-- Assignment --
The answer must consist of every line in the data that contains "Ritterpusch".

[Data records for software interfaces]
*** Begin section ***
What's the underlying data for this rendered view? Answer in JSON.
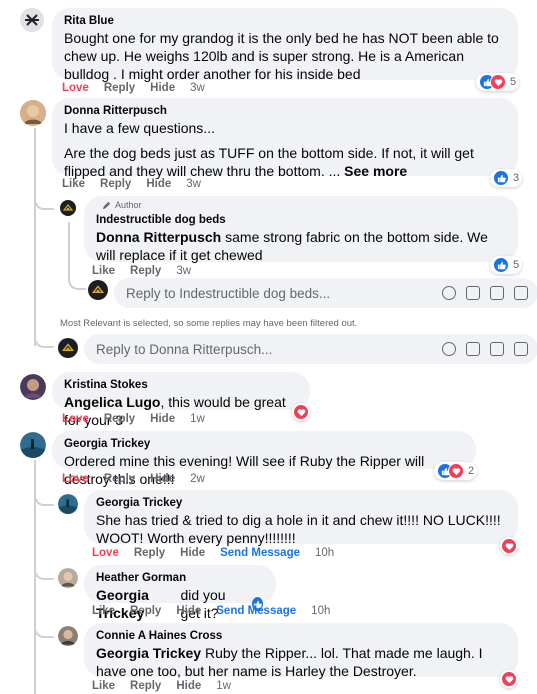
{
  "actions": {
    "love": "Love",
    "like": "Like",
    "reply": "Reply",
    "hide": "Hide",
    "send_message": "Send Message"
  },
  "colors": {
    "love": "#f33e58",
    "like": "#1b74e4",
    "meta": "#65676b",
    "bubble": "#f0f2f5"
  },
  "comments": [
    {
      "author": "Rita Blue",
      "text": "Bought one for my grandog it is the only bed he has NOT been able to chew up. He weighs 120lb and is super strong. He is a American bulldog . I might order another for his inside bed",
      "time": "3w",
      "reaction_count": "5"
    },
    {
      "author": "Donna Ritterpusch",
      "text_line1": "I have a few questions...",
      "text_line2": "Are the dog beds just as TUFF on the bottom side. If not, it will get flipped and they will chew thru the bottom. ...",
      "see_more": "See more",
      "time": "3w",
      "reaction_count": "3",
      "reply": {
        "badge": "Author",
        "author": "Indestructible dog beds",
        "mention": "Donna Ritterpusch",
        "text": "same strong fabric on the bottom side. We will replace if it get chewed",
        "time": "3w",
        "reaction_count": "5",
        "reply_placeholder": "Reply to Indestructible dog beds..."
      }
    },
    {
      "filter_note": "Most Relevant is selected, so some replies may have been filtered out.",
      "reply_placeholder": "Reply to Donna Ritterpusch..."
    },
    {
      "author": "Kristina Stokes",
      "mention": "Angelica Lugo",
      "text": ", this would be great for your 3",
      "time": "1w"
    },
    {
      "author": "Georgia Trickey",
      "text": "Ordered mine this evening! Will see if Ruby the Ripper will destroy this one!!!",
      "time": "2w",
      "reaction_count": "2",
      "replies": [
        {
          "author": "Georgia Trickey",
          "text": "She has tried & tried to dig a hole in it and chew it!!!! NO LUCK!!!! WOOT! Worth every penny!!!!!!!!",
          "time": "10h"
        },
        {
          "author": "Heather Gorman",
          "mention": "Georgia Trickey",
          "text": "did you get it?",
          "time": "10h"
        },
        {
          "author": "Connie A Haines Cross",
          "mention": "Georgia Trickey",
          "text": "Ruby the Ripper... lol. That made me laugh. I have one too, but her name is Harley the Destroyer.",
          "time": "1w"
        }
      ]
    }
  ]
}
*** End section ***
-- Response below --
      "author": "Donna Ritterpusch",
        "mention": "Donna Ritterpusch",
      "reply_placeholder": "Reply to Donna Ritterpusch..."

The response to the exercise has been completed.